She says, "I remember asking Baraka, once: 'How do we keep the door open? How do we move the mark?' His response was: 'Publish, publish, publish.' So that translates as: 'Keep telling the story.' I’m a people's poet; I’mma tell the story the way the story go. So if that story continues to be our struggle to stay here, then that means I have to uplift the history, tell our story, and make it not be invisible as we go."

"I’m a people's poet; I’mma tell the story the way the story go. So if that story continues to be our struggle to stay here, then that means I have to uplift the history, tell our story, and make it not be invisible as we go."

As Oakland’s first-ever Poet Laureate, Dr. Nzinga is part of a large historical moment for the city. And the momentousness hasn’t been lost on her - the self-described People’s Poet has felt right at home in her new position, ever since she found out she won.

"[I'll] keep it one-hundred, I cried a couple of times since then," she says. "I wake up every morning since then, and I say to myself, ‘I'm the Poet Laureate of Oakland.’ So it's still real new and real fresh. The bike’s still shiny, the bells still work on it - everything, you know? I don't know when that part of it will wear off. It's a two year appointment. I'm hoping it don't wear off until the day after there's another Poet Laureate. I hope it feels like this the whole time.

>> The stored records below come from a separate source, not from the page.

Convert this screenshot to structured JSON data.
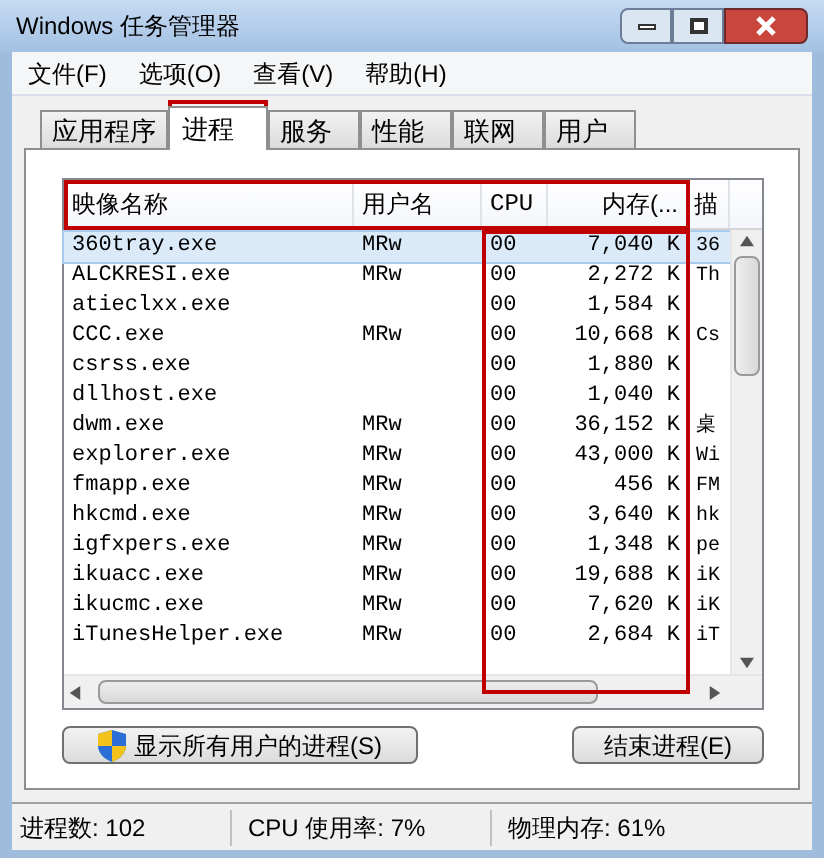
{
  "window": {
    "title": "Windows 任务管理器"
  },
  "menu": [
    "文件(F)",
    "选项(O)",
    "查看(V)",
    "帮助(H)"
  ],
  "tabs": [
    {
      "label": "应用程序",
      "selected": false
    },
    {
      "label": "进程",
      "selected": true
    },
    {
      "label": "服务",
      "selected": false
    },
    {
      "label": "性能",
      "selected": false
    },
    {
      "label": "联网",
      "selected": false
    },
    {
      "label": "用户",
      "selected": false
    }
  ],
  "table": {
    "columns": [
      "映像名称",
      "用户名",
      "CPU",
      "内存(...",
      "描"
    ],
    "rows": [
      {
        "name": "360tray.exe",
        "user": "MRw",
        "cpu": "00",
        "memory": "7,040 K",
        "column_5": "36",
        "selected": true
      },
      {
        "name": "ALCKRESI.exe",
        "user": "MRw",
        "cpu": "00",
        "memory": "2,272 K",
        "column_5": "Th",
        "selected": false
      },
      {
        "name": "atieclxx.exe",
        "user": "",
        "cpu": "00",
        "memory": "1,584 K",
        "column_5": "",
        "selected": false
      },
      {
        "name": "CCC.exe",
        "user": "MRw",
        "cpu": "00",
        "memory": "10,668 K",
        "column_5": "Cs",
        "selected": false
      },
      {
        "name": "csrss.exe",
        "user": "",
        "cpu": "00",
        "memory": "1,880 K",
        "column_5": "",
        "selected": false
      },
      {
        "name": "dllhost.exe",
        "user": "",
        "cpu": "00",
        "memory": "1,040 K",
        "column_5": "",
        "selected": false
      },
      {
        "name": "dwm.exe",
        "user": "MRw",
        "cpu": "00",
        "memory": "36,152 K",
        "column_5": "桌",
        "selected": false
      },
      {
        "name": "explorer.exe",
        "user": "MRw",
        "cpu": "00",
        "memory": "43,000 K",
        "column_5": "Wi",
        "selected": false
      },
      {
        "name": "fmapp.exe",
        "user": "MRw",
        "cpu": "00",
        "memory": "456 K",
        "column_5": "FM",
        "selected": false
      },
      {
        "name": "hkcmd.exe",
        "user": "MRw",
        "cpu": "00",
        "memory": "3,640 K",
        "column_5": "hk",
        "selected": false
      },
      {
        "name": "igfxpers.exe",
        "user": "MRw",
        "cpu": "00",
        "memory": "1,348 K",
        "column_5": "pe",
        "selected": false
      },
      {
        "name": "ikuacc.exe",
        "user": "MRw",
        "cpu": "00",
        "memory": "19,688 K",
        "column_5": "iK",
        "selected": false
      },
      {
        "name": "ikucmc.exe",
        "user": "MRw",
        "cpu": "00",
        "memory": "7,620 K",
        "column_5": "iK",
        "selected": false
      },
      {
        "name": "iTunesHelper.exe",
        "user": "MRw",
        "cpu": "00",
        "memory": "2,684 K",
        "column_5": "iT",
        "selected": false
      }
    ]
  },
  "buttons": [
    "显示所有用户的进程(S)",
    "结束进程(E)"
  ],
  "status_bar": [
    "进程数: 102",
    "CPU 使用率: 7%",
    "物理内存: 61%"
  ]
}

As Poet Laureate, Dr. Ayodele “WordSlanger” Nzinga will deliver four readings at city-owned locations throughout Oakland. And she’ll kick off her two-year term with an inaugural address.

The date for Nzinga’s inaugural address has not yet been set.